Hong Kong suspension
The Hong Kong Government recently announced that it has suspended imports of romaine lettuce grown in Salinas. The suspension is effective immediately and applies to the import and sale of romaine lettuce in any form from the area.
Back in April 2018 and November 2019, the semi-autonomous Chinese territory temporarily banned the import and sale of romaine lettuce from Arizona and California, respectively, because these products were associated with an E.coli outbreak.
California farmers "devastated"
The California Leafy Greens Marketing Agreement said on Friday that farmers are "devasted" by the latest outbreak, which comes exactly one year after another romaine-linked E. coli outbreak.

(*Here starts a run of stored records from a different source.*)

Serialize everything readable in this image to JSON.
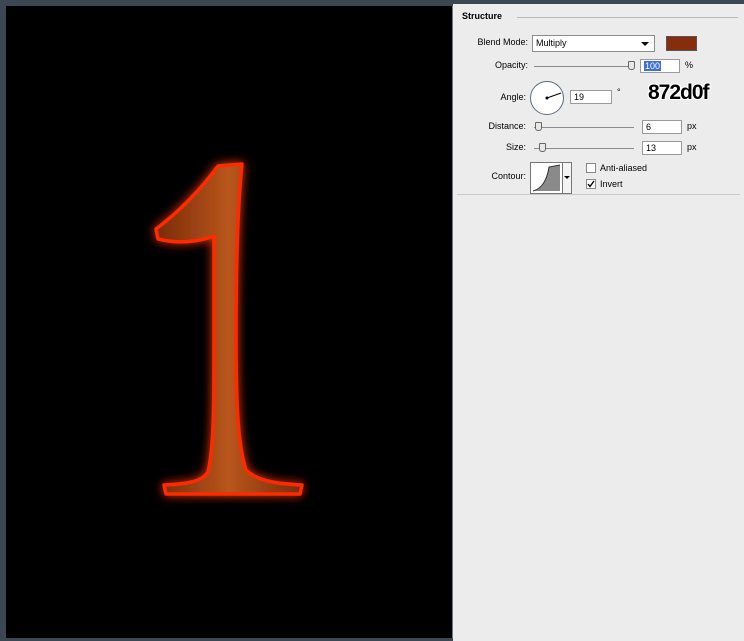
{
  "section": {
    "title": "Structure"
  },
  "blend_mode": {
    "label": "Blend Mode:",
    "value": "Multiply",
    "swatch_color": "#872d0f"
  },
  "opacity": {
    "label": "Opacity:",
    "value": "100",
    "unit": "%",
    "level": 1.0
  },
  "angle": {
    "label": "Angle:",
    "value": "19",
    "unit": "°"
  },
  "annotation": {
    "text": "872d0f"
  },
  "distance": {
    "label": "Distance:",
    "value": "6",
    "unit": "px"
  },
  "size": {
    "label": "Size:",
    "value": "13",
    "unit": "px"
  },
  "contour": {
    "label": "Contour:"
  },
  "anti_aliased": {
    "label": "Anti-aliased",
    "checked": false
  },
  "invert": {
    "label": "Invert",
    "checked": true
  },
  "canvas": {
    "glyph": "1",
    "glyph_color": "#a8400f",
    "glow_color": "#ff2200",
    "background": "#000000"
  }
}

It said the announcement is "being met with frustration and heartbreak by California lettuce farmers".
“No one is more frustrated than the producers of leafy greens that outbreaks continue to be associated with our products,” said Scott Horsfall, CEO of the California LGMA, a food safety program created in 2007 to prevent foodborne illnesses caused by lettuce and leafy greens.
“We are devastated as a leafy greens community when this happens,” said Dan Sutton, a farmer from Oceano, California.
“Our thoughts go to those affected by this outbreak. But that’s why we want to continue to work with governmental agencies to learn why this is happening so that we can improve.”
Horsfall said that romaine producers will be working closely with their customers to make sure all product from
Salinas is removed from marketing channels.
But he emphasized that romaine from other growing areas is safe for consumption. These areas include Yuma, Phoenix, Southern Arizona, Northern Arizona, Northern California, Santa Maria, Southern California, Imperial Valley, Coachella and Central Valley
Product from Mexico and other states is also cleared. Hydroponically and greenhouse-grown romaine is also not implicated in the outbreak.
“For the past year, producers have been voluntarily labeling romaine lettuce with information on harvest date and growing region,” explained Horsfall.
“Today, this information provides consumers, retailers and foodservice operators with assurances the products they are purchasing have been identified as safe for consumption.
"We are hopeful these actions by industry will minimize withdrawal of safe product from stores and restaurants and reduce food waste."
The current outbreak is occurring at a time when the production of leafy greens in central California is transitioning to growing regions in southern California and Arizona.
It appears that romaine lettuce involved in this outbreak was likely harvested in the Salinas Valley growing area in September and October, the California LGMA said.